In the standard environment in which Hollywood stars meet their public – the hotel-room press junkets, red-carpet interviews and chat-show sofas – that brand of honesty makes Bullock a breath of fresh air. She picks her nose. She cracks jokes at her own expense. Sometimes she won't even bother with make-up.
"She's self-deprecating to the extent that whatever people say about her, she's already said it, but in a much more funny way," says Gayl Murphy, a show-business commentator who has interviewed her several times. "She's in on the joke, and will mock herself. That's so rare in Hollywood. It makes her seem like your next-door neighbour who lucked out and became a billionaire."
There were, of course, several lucky breaks on Sandra Annette Bullock's long journey to fame. Born in Virginia, to a German mother who was an opera singer, and a father who worked as a voice coach, she did ballet in childhood, was a cheerleader in her teens, and dropped out of university, in her final year, to seek fame and fortune as an actress. It took a while to work out, and Bullock spent years serving tables in Manhattan, while she plodded from audition to audition. "Once a waitress, always a waitress," she recently said.
Her big break came as Keanu Reeves's sidekick in the 1994 action film Speed, which was swiftly followed by a lead role in the rom-com While You Were Sleeping, followed by a long string of unambitious but nonetheless successful romcoms, together with a forgettable sequel to Speed.

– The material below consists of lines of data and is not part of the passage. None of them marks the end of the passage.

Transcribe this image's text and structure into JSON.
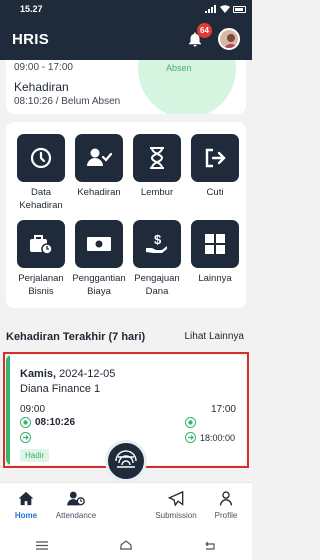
{
  "status_bar": {
    "time": "15.27"
  },
  "header": {
    "title": "HRIS",
    "notification_count": "64"
  },
  "top_card": {
    "shift": "09:00 - 17:00",
    "absen_label": "Absen",
    "title": "Kehadiran",
    "time_status": "08:10:26 / Belum Absen"
  },
  "menu": {
    "items": [
      {
        "label": "Data Kehadiran",
        "icon": "clock-icon"
      },
      {
        "label": "Kehadiran",
        "icon": "user-check-icon"
      },
      {
        "label": "Lembur",
        "icon": "hourglass-icon"
      },
      {
        "label": "Cuti",
        "icon": "exit-icon"
      },
      {
        "label": "Perjalanan Bisnis",
        "icon": "briefcase-clock-icon"
      },
      {
        "label": "Penggantian Biaya",
        "icon": "money-icon"
      },
      {
        "label": "Pengajuan Dana",
        "icon": "hand-money-icon"
      },
      {
        "label": "Lainnya",
        "icon": "grid-icon"
      }
    ]
  },
  "recent": {
    "title": "Kehadiran Terakhir (7 hari)",
    "see_more": "Lihat Lainnya",
    "card": {
      "day": "Kamis,",
      "date": "2024-12-05",
      "company": "Diana Finance 1",
      "start": "09:00",
      "end": "17:00",
      "check_in": "08:10:26",
      "check_out": "18:00:00",
      "status": "Hadir"
    }
  },
  "bottom_nav": {
    "items": [
      {
        "label": "Home",
        "icon": "home-icon"
      },
      {
        "label": "Attendance",
        "icon": "attendance-icon"
      },
      {
        "label": "Submission",
        "icon": "send-icon"
      },
      {
        "label": "Profile",
        "icon": "person-icon"
      }
    ]
  },
  "colors": {
    "primary": "#1f2b3a",
    "accent": "#3bb36c",
    "active": "#1976d2",
    "badge": "#e53935"
  }
}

In recent years, she has also stepped outside her comfort zone to take roles in darker, edgier films, which she now makes alongside traditional popcorn fare. The process began with a small role in the critically acclaimed Oscar hit Crash in 2005, and continued in the star-stuffed 2006 movie about Truman Capote, Infamous, in which she played Harper Lee.
Behind the scenes, meanwhile, Bullock's production company, Fortis – which she founded in the late 1990s with sister Gesine – has built up a shrewd reputation, thanks in part to Bullock's reputation for clever business dealings: for The Blind Side, a passion project, she took a relatively small up-front salary in favour of a cut of box office, a decision worth tens of millions of dollars.
Her vast wealth is nonetheless being spent wisely. She quietly gave $1m to victims of the Haiti earthquake this year (she did the same for Katrina charities a few years back), and has spoken of carrying out DIY renovations of her various homes, in New Orleans, Hollywood, Orange County, and Austin, Texas.
She has recently spent the lion's share of her time at the Texas location, away from prying cameras, concentrating on motherhood and her large collection of household pets. (She and James, whom she'd married in 2005, owned seven dogs.) Though offers have poured in, she has no new films on the horizon until next year.
That quiet, unassuming industriousness is Sandra Bullock all over. "She's the exact opposite of a star who does the Hollywood thing," adds Murphy. "Only rarely is she even in her house there." Other stars would be cashing in on Oscar success. She is, however, taking time out. A $56m year can afford you that luxury, but "people just love her for it".
A life in brief
Born: Sandra Annette Bullock, 26 July 1964, in Arlington, Virginia.
Family: Her German mother was an opera singer and her father John was a voice coach. She and her sister, Gesine Bullock-Prado, spent their childhood in Nuremberg.
Education: Fluent in German. Bullock studied theatre at East Carolina University.
Career: Since her role in the 1994 blockbuster Speed, Bullock has become one of Hollywood's most successful actresses. She won an Academy Award for The Blind Side last year.
She says: "I don't understand why there needs to be a love interest to make women go see a film. I think society sort of makes us feel that way – that if you don't have a guy, you're worthless."
They say: "The bold, the brave, the very very beautiful Sandra Bullock." Robert Downey Jnr